Choosing between Cursor and Iterator APIs

It is reasonable to ask at this point, “What API should I choose? Should I create instances of XMLStreamReader or XMLEventReader?

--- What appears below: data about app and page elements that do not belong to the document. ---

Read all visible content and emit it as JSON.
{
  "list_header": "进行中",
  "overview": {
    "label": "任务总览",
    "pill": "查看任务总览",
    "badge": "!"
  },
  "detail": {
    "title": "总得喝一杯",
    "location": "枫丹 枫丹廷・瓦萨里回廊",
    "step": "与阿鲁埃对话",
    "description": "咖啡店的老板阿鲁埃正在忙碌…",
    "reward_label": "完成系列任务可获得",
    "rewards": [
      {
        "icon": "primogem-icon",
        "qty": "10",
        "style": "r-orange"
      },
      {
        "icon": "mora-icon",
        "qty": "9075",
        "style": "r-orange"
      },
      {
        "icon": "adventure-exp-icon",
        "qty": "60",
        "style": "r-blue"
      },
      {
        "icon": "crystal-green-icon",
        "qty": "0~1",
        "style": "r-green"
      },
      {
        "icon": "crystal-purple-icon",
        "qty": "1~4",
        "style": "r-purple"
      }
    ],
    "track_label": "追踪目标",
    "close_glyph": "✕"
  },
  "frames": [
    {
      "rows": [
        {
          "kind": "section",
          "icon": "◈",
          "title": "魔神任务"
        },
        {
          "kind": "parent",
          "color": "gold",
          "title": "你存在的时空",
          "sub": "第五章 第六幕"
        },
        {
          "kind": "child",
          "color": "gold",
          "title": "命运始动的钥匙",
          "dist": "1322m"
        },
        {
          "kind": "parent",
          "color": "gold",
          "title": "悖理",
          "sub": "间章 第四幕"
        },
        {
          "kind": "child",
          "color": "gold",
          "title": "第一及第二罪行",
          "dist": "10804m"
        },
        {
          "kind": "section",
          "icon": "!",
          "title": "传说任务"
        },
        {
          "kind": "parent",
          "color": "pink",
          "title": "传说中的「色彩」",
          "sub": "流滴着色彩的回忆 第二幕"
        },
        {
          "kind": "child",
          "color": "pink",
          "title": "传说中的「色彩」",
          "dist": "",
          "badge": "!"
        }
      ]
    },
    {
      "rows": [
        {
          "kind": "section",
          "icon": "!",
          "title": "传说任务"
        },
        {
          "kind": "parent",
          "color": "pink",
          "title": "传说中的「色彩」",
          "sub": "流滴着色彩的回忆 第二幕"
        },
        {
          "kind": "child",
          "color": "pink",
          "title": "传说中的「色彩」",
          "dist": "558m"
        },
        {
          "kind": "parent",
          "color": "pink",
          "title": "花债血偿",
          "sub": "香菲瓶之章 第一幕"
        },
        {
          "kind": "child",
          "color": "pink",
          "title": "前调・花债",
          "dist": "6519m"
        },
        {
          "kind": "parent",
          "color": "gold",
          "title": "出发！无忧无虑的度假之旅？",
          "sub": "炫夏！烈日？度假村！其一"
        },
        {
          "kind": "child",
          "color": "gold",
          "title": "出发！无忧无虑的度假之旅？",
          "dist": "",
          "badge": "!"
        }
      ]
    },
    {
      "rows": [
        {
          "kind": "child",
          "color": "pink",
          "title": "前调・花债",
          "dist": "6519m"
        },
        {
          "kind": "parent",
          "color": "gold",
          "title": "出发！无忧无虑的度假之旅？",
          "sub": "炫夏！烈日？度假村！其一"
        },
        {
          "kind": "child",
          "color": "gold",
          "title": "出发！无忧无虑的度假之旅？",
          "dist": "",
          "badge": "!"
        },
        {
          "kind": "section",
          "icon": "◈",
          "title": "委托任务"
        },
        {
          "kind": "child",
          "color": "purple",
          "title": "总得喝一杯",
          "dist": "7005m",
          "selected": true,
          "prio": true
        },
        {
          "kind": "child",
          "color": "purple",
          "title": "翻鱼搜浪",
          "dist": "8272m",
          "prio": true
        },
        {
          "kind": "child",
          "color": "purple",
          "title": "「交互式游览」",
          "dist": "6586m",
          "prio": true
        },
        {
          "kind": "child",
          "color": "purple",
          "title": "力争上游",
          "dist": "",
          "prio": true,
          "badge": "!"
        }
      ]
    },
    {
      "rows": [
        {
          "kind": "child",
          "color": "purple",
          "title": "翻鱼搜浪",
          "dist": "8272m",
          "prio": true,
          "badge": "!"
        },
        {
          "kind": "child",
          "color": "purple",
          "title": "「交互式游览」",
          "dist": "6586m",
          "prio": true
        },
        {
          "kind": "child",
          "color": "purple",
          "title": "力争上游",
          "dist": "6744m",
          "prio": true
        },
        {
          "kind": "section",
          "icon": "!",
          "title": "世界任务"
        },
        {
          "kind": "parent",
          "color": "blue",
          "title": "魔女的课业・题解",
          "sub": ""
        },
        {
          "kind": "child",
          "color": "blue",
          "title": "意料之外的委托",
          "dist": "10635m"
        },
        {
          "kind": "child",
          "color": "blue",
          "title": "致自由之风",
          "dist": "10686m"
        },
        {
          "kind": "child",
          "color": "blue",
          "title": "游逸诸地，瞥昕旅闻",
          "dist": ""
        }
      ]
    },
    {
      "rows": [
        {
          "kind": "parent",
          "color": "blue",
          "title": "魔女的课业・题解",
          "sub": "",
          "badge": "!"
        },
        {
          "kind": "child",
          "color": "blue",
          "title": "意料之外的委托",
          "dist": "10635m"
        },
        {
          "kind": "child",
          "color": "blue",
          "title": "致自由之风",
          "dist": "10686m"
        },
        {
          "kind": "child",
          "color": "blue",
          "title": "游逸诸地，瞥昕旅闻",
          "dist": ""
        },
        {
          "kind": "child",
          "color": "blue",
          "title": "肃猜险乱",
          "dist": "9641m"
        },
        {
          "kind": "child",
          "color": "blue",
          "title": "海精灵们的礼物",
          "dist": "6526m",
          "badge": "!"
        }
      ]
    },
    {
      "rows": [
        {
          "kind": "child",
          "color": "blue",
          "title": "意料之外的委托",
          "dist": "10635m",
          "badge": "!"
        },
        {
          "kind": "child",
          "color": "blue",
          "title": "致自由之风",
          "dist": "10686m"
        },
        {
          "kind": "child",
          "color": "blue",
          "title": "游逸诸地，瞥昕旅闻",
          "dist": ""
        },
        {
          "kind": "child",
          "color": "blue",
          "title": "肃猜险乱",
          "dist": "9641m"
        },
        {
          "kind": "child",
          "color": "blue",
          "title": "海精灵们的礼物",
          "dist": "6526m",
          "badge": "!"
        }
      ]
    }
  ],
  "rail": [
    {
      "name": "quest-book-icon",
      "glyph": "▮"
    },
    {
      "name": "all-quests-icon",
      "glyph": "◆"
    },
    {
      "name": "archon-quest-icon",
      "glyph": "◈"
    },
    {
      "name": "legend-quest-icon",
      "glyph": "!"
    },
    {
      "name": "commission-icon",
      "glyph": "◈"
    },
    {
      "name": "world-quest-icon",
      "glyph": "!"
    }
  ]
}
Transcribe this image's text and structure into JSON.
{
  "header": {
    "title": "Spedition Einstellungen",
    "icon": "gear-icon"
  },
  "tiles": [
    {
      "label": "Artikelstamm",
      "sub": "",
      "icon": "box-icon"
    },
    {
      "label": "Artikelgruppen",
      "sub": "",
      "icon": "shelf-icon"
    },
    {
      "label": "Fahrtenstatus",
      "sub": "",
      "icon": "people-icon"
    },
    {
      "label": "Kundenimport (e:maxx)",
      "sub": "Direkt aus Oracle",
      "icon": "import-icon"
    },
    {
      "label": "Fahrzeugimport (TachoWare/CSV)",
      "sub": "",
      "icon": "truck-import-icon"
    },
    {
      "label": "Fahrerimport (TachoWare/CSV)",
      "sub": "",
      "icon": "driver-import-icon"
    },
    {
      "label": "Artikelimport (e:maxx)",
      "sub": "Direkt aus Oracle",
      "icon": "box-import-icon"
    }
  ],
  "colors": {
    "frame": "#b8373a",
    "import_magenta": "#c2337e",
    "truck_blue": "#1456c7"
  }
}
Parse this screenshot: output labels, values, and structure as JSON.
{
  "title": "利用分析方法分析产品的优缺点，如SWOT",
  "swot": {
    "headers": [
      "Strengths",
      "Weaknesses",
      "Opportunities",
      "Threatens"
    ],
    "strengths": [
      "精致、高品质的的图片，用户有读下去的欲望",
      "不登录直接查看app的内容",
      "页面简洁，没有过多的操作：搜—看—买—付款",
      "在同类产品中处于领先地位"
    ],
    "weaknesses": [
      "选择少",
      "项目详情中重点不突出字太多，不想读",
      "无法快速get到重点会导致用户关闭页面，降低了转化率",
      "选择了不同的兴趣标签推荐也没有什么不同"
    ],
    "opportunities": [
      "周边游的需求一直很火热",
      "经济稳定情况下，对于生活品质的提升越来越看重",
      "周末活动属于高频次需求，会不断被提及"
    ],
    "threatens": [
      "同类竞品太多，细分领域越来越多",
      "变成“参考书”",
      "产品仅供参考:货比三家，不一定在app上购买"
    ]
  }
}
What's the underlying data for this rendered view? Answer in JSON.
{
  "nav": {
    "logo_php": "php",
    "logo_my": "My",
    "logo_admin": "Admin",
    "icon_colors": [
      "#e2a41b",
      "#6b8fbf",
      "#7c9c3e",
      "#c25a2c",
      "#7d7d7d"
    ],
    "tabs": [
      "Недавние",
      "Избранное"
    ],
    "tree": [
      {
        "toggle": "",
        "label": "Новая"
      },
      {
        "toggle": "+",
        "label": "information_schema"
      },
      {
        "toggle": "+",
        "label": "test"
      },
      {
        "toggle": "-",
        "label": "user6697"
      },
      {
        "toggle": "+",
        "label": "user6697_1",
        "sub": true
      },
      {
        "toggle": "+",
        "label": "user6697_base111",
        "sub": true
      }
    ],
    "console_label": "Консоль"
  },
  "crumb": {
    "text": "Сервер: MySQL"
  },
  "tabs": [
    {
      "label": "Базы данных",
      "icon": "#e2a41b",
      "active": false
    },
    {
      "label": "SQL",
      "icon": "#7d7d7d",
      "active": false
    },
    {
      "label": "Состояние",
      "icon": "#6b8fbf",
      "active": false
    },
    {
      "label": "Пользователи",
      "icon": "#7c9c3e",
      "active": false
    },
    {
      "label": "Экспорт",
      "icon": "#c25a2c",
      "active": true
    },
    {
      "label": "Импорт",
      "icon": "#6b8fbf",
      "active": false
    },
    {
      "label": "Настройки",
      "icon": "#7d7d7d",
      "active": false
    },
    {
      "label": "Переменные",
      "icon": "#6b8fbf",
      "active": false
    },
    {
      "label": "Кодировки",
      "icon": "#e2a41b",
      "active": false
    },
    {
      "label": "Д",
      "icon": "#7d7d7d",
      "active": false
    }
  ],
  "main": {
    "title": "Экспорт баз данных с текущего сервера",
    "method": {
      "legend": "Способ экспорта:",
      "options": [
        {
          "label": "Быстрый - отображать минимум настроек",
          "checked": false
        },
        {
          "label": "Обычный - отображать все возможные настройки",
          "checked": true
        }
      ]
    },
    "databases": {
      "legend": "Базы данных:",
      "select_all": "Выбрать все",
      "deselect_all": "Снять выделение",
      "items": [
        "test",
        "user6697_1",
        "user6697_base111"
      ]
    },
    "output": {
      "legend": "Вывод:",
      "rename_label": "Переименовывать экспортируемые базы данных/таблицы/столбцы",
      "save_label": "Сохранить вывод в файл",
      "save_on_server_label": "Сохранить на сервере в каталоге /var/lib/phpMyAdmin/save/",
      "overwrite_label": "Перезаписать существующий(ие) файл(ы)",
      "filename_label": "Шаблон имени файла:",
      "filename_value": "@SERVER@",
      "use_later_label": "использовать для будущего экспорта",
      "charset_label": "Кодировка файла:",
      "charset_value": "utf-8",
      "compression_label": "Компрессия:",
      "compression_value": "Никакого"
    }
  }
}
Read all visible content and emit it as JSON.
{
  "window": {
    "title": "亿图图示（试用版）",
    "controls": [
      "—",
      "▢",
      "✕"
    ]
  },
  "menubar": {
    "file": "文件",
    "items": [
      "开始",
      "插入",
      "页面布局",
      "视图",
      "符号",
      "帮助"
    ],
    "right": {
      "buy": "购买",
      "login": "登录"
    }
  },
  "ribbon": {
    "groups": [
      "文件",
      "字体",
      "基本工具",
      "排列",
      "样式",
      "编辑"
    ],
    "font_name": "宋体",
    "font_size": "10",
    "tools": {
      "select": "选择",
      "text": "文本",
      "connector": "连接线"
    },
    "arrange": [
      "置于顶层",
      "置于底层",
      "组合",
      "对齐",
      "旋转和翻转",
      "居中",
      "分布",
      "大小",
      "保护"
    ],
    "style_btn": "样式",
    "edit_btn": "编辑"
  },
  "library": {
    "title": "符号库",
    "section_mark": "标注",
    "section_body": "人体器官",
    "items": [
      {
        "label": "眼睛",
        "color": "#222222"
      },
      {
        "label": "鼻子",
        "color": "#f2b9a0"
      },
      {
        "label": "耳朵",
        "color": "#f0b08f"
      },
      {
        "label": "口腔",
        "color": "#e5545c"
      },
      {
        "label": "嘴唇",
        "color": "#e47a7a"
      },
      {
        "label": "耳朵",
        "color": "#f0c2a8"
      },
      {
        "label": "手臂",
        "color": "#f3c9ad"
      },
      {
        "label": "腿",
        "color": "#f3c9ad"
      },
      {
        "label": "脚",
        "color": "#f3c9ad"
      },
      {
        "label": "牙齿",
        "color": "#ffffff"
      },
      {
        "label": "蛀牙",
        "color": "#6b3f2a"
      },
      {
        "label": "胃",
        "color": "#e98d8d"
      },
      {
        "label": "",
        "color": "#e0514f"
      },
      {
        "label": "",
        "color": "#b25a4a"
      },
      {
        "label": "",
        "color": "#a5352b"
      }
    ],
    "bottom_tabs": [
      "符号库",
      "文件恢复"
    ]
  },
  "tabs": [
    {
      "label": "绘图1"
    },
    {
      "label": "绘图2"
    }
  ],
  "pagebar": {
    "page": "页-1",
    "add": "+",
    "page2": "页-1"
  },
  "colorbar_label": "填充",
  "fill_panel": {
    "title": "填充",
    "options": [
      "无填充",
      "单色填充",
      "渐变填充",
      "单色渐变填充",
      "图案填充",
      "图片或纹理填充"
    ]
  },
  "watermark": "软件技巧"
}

Why are there two kinds of APIs anyway?”

Development Goals

The authors of the StAX specification targeted three types of developers:

  • Library and infrastructure developers: Create application servers, JAXM, JAXB, JAX-RPC and similar implementations; need highly efficient, low-level APIs with minimal extensibility requirements.

  • Java ME developers: Need small, simple, pull-parsing libraries, and have minimal extensibility needs.

  • Java Platform, Enterprise Edition (Java EE) and Java Platform, Standard Edition (Java SE) developers: Need clean, efficient pull-parsing libraries, plus need the flexibility to both read and write XML streams, create new event types, and extend XML document elements and attributes.

Given these wide-ranging development categories, the StAX authors felt it was more useful to define two small, efficient APIs rather than overloading one larger and necessarily more complex API.

Comparing Cursor and Iterator APIs

Before choosing between the cursor and iterator APIs, you should note a few things that you can do with the iterator API that you cannot do with the cursor API:

  • Objects created from the XMLEvent subclasses are immutable, and can be used in arrays, lists, and maps, and can be passed through your applications even after the parser has moved on to subsequent events.

  • You can create subtypes of XMLEvent that are either completely new information items or extensions of existing items but with additional methods.

  • You can add and remove events from an XML event stream in much simpler ways than with the cursor API.

Similarly, keep some general recommendations in mind when making your choice:

  • If you are programming for a particularly memory-constrained environment, like Java ME, you can make smaller, more efficient code with the cursor API.

  • If performance is your highest priority—for example, when creating low-level libraries or infrastructure—the cursor API is more efficient.

  • If you want to create XML processing pipelines, use the iterator API.

  • If you want to modify the event stream, use the iterator API.

  • If you want your application to be able to handle pluggable processing of the event stream, use the iterator API.

  • In general, if you do not have a strong preference one way or the other, using the iterator API is recommended because it is more flexible and extensible, thereby “future-proofing” your applications.